Dozens of teachers protested outside the Beirut Justice Palace, where union activist Nisrine Chahine was held for the alleged defamation of caretaker Education Minister Abbas Halabi, her lawyer Rafic Ghraizi told L'Orient Today. Ghraizi said Chahine was arrested yesterday after refusing to remove a Facebook post accusing Halabi and caretaker Prime Minister Najib Mikati of the clientelistic hiring of teachers. Last November, the State Council suspended the removal of Chahine after backlash from teachers who were unconvinced with the ministry’s claims that her services were no longer needed.

Demonstrators vandalized the storefronts of Banque Byblos, Bank Audi and Bank of Beirut branches in Sin al-Fil during a protest organized by the “Depositors’ Cry” collective. The protest decrying illegal banking restrictions imposed since 2019 moved from downtown Beirut towards Sin al-Fil, where the head of the Association of Banks in Lebanon, Salim Sfeir, lives. In February, the same group claimed to be behind a spree of vandalism targeting banks in Tripoli and the Beirut neighborhood of Badaro. Commercial banks have maintained heightened security measures since last September after repeated holdups by depositors, sometimes armed, demanding access to their blocked funds.
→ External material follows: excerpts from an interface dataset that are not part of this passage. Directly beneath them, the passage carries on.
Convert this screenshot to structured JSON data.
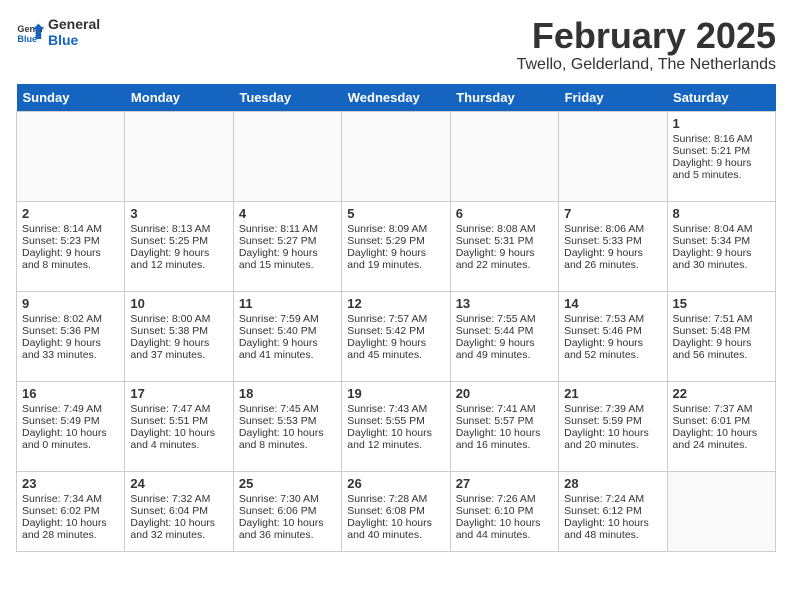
{
  "logo": {
    "line1": "General",
    "line2": "Blue"
  },
  "title": "February 2025",
  "subtitle": "Twello, Gelderland, The Netherlands",
  "weekdays": [
    "Sunday",
    "Monday",
    "Tuesday",
    "Wednesday",
    "Thursday",
    "Friday",
    "Saturday"
  ],
  "weeks": [
    [
      {
        "day": "",
        "info": ""
      },
      {
        "day": "",
        "info": ""
      },
      {
        "day": "",
        "info": ""
      },
      {
        "day": "",
        "info": ""
      },
      {
        "day": "",
        "info": ""
      },
      {
        "day": "",
        "info": ""
      },
      {
        "day": "1",
        "info": "Sunrise: 8:16 AM\nSunset: 5:21 PM\nDaylight: 9 hours and 5 minutes."
      }
    ],
    [
      {
        "day": "2",
        "info": "Sunrise: 8:14 AM\nSunset: 5:23 PM\nDaylight: 9 hours and 8 minutes."
      },
      {
        "day": "3",
        "info": "Sunrise: 8:13 AM\nSunset: 5:25 PM\nDaylight: 9 hours and 12 minutes."
      },
      {
        "day": "4",
        "info": "Sunrise: 8:11 AM\nSunset: 5:27 PM\nDaylight: 9 hours and 15 minutes."
      },
      {
        "day": "5",
        "info": "Sunrise: 8:09 AM\nSunset: 5:29 PM\nDaylight: 9 hours and 19 minutes."
      },
      {
        "day": "6",
        "info": "Sunrise: 8:08 AM\nSunset: 5:31 PM\nDaylight: 9 hours and 22 minutes."
      },
      {
        "day": "7",
        "info": "Sunrise: 8:06 AM\nSunset: 5:33 PM\nDaylight: 9 hours and 26 minutes."
      },
      {
        "day": "8",
        "info": "Sunrise: 8:04 AM\nSunset: 5:34 PM\nDaylight: 9 hours and 30 minutes."
      }
    ],
    [
      {
        "day": "9",
        "info": "Sunrise: 8:02 AM\nSunset: 5:36 PM\nDaylight: 9 hours and 33 minutes."
      },
      {
        "day": "10",
        "info": "Sunrise: 8:00 AM\nSunset: 5:38 PM\nDaylight: 9 hours and 37 minutes."
      },
      {
        "day": "11",
        "info": "Sunrise: 7:59 AM\nSunset: 5:40 PM\nDaylight: 9 hours and 41 minutes."
      },
      {
        "day": "12",
        "info": "Sunrise: 7:57 AM\nSunset: 5:42 PM\nDaylight: 9 hours and 45 minutes."
      },
      {
        "day": "13",
        "info": "Sunrise: 7:55 AM\nSunset: 5:44 PM\nDaylight: 9 hours and 49 minutes."
      },
      {
        "day": "14",
        "info": "Sunrise: 7:53 AM\nSunset: 5:46 PM\nDaylight: 9 hours and 52 minutes."
      },
      {
        "day": "15",
        "info": "Sunrise: 7:51 AM\nSunset: 5:48 PM\nDaylight: 9 hours and 56 minutes."
      }
    ],
    [
      {
        "day": "16",
        "info": "Sunrise: 7:49 AM\nSunset: 5:49 PM\nDaylight: 10 hours and 0 minutes."
      },
      {
        "day": "17",
        "info": "Sunrise: 7:47 AM\nSunset: 5:51 PM\nDaylight: 10 hours and 4 minutes."
      },
      {
        "day": "18",
        "info": "Sunrise: 7:45 AM\nSunset: 5:53 PM\nDaylight: 10 hours and 8 minutes."
      },
      {
        "day": "19",
        "info": "Sunrise: 7:43 AM\nSunset: 5:55 PM\nDaylight: 10 hours and 12 minutes."
      },
      {
        "day": "20",
        "info": "Sunrise: 7:41 AM\nSunset: 5:57 PM\nDaylight: 10 hours and 16 minutes."
      },
      {
        "day": "21",
        "info": "Sunrise: 7:39 AM\nSunset: 5:59 PM\nDaylight: 10 hours and 20 minutes."
      },
      {
        "day": "22",
        "info": "Sunrise: 7:37 AM\nSunset: 6:01 PM\nDaylight: 10 hours and 24 minutes."
      }
    ],
    [
      {
        "day": "23",
        "info": "Sunrise: 7:34 AM\nSunset: 6:02 PM\nDaylight: 10 hours and 28 minutes."
      },
      {
        "day": "24",
        "info": "Sunrise: 7:32 AM\nSunset: 6:04 PM\nDaylight: 10 hours and 32 minutes."
      },
      {
        "day": "25",
        "info": "Sunrise: 7:30 AM\nSunset: 6:06 PM\nDaylight: 10 hours and 36 minutes."
      },
      {
        "day": "26",
        "info": "Sunrise: 7:28 AM\nSunset: 6:08 PM\nDaylight: 10 hours and 40 minutes."
      },
      {
        "day": "27",
        "info": "Sunrise: 7:26 AM\nSunset: 6:10 PM\nDaylight: 10 hours and 44 minutes."
      },
      {
        "day": "28",
        "info": "Sunrise: 7:24 AM\nSunset: 6:12 PM\nDaylight: 10 hours and 48 minutes."
      },
      {
        "day": "",
        "info": ""
      }
    ]
  ]
}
Caretaker Foreign Affairs Minister Abdallah Bou Habib called for “greater support from donor countries” to host Syrian refugees in Lebanon, whose presence, he claimed, exacerbated the country’s crises and incurred “invisible costs.” From the same Syria aid-pledging conference in Brussels, European Union foreign policy chief Josep Borrell announced a pledge of 560 million euros to help countries neighboring Syria cope with the costs of hosting Syrian refugees. Bou Habib’s call follows months of ramped-up restrictions targeting Syrian refugees in Lebanon, aggressive policing of their communities and a rise in deportations. Returnees face the danger of arrest, mandatory military conscription and forced disappearance upon arrival in Syria.
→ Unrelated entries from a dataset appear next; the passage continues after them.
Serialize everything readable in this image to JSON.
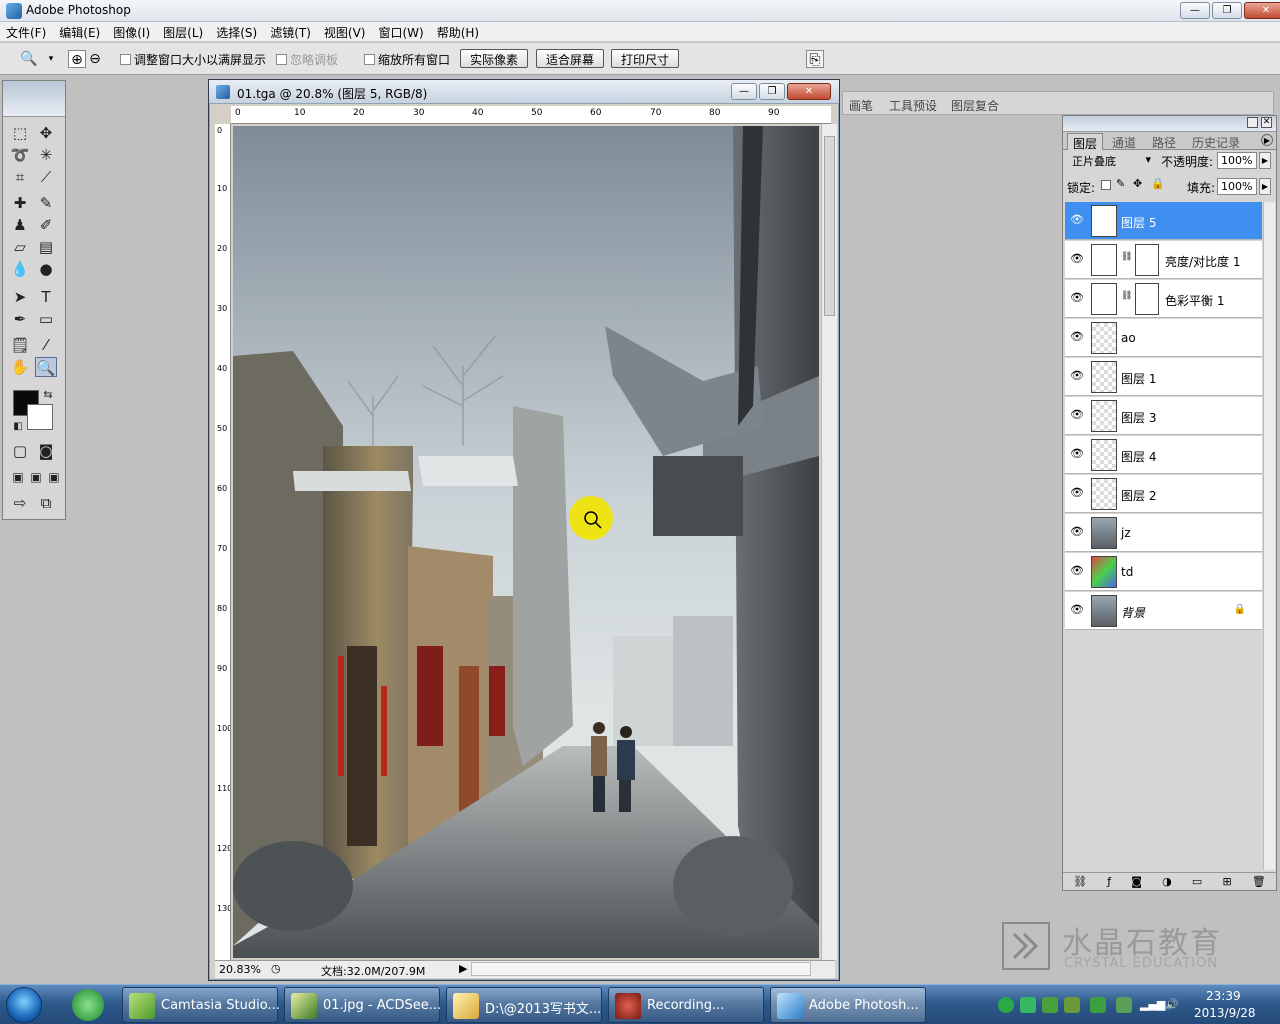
{
  "app": {
    "title": "Adobe Photoshop"
  },
  "menu": [
    "文件(F)",
    "编辑(E)",
    "图像(I)",
    "图层(L)",
    "选择(S)",
    "滤镜(T)",
    "视图(V)",
    "窗口(W)",
    "帮助(H)"
  ],
  "options": {
    "resize_windows": "调整窗口大小以满屏显示",
    "ignore_palettes": "忽略调板",
    "zoom_all_windows": "缩放所有窗口",
    "actual_pixels": "实际像素",
    "fit_screen": "适合屏幕",
    "print_size": "打印尺寸"
  },
  "palette_well": [
    "画笔",
    "工具预设",
    "图层复合"
  ],
  "document": {
    "title": "01.tga @ 20.8% (图层 5, RGB/8)",
    "zoom": "20.83%",
    "doc_size": "文档:32.0M/207.9M",
    "ruler_top": [
      "0",
      "10",
      "20",
      "30",
      "40",
      "50",
      "60",
      "70",
      "80",
      "90"
    ],
    "ruler_left": [
      "0",
      "10",
      "20",
      "30",
      "40",
      "50",
      "60",
      "70",
      "80",
      "90",
      "100",
      "110",
      "120",
      "130"
    ]
  },
  "layers_panel": {
    "tabs": [
      "图层",
      "通道",
      "路径",
      "历史记录"
    ],
    "blend_mode": "正片叠底",
    "opacity_label": "不透明度:",
    "opacity": "100%",
    "lock_label": "锁定:",
    "fill_label": "填充:",
    "fill": "100%",
    "layers": [
      {
        "name": "图层 5",
        "selected": true
      },
      {
        "name": "亮度/对比度 1",
        "selected": false
      },
      {
        "name": "色彩平衡 1",
        "selected": false
      },
      {
        "name": "ao",
        "selected": false
      },
      {
        "name": "图层 1",
        "selected": false
      },
      {
        "name": "图层 3",
        "selected": false
      },
      {
        "name": "图层 4",
        "selected": false
      },
      {
        "name": "图层 2",
        "selected": false
      },
      {
        "name": "jz",
        "selected": false
      },
      {
        "name": "td",
        "selected": false
      },
      {
        "name": "背景",
        "selected": false
      }
    ]
  },
  "watermark": {
    "cn": "水晶石教育",
    "en": "CRYSTAL EDUCATION"
  },
  "taskbar": {
    "tasks": [
      "Camtasia Studio...",
      "01.jpg - ACDSee...",
      "D:\\@2013写书文...",
      "Recording...",
      "Adobe Photosh..."
    ],
    "time": "23:39",
    "date": "2013/9/28"
  },
  "colors": {
    "selection": "#3f8ff0",
    "taskbar": "#2f5a8c",
    "highlight_cursor": "#f2e600"
  }
}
Authorities postponed a hearing in the probe into suspected Banque du Liban (BDL) corruption scheduled for yesterday with the BDL chief’s brother, Raja Salameh. Salameh did not attend the hearing due to medical reasons, a senior judicial source told L'Orient Today. The judge assigned to the BDL probe, Charbel Abou Samra, requested a forensic doctor’s report to set a next hearing. Raja Salameh previously cited health reasons for skipping his questioning in Paris and hearings with foreign magistrates visiting Beirut. Riad and Raja Salameh face a slew of corruption charges alleging they conspired to defraud the central bank by rerouting hundreds of millions of dollars in commissions from the sale of BDL assets.

In case you missed it, here’s our must-read story from yesterday: Where are the safest spots for swimming in Lebanon this summer?

Compiled by Abbas Mahfouz

Want to get the Morning Brief by email? Click here to sign up.Parliament Speaker Nabih Berri yesterday scheduled a legislative session for Monday after the joint parliamentary committees approved credit lines for public sector salaries and the delayed 2023 budget. The agenda for Monday’s session has not yet been fixed, Berri’s office told L’Orient Today. MPs citing the ongoing presidential...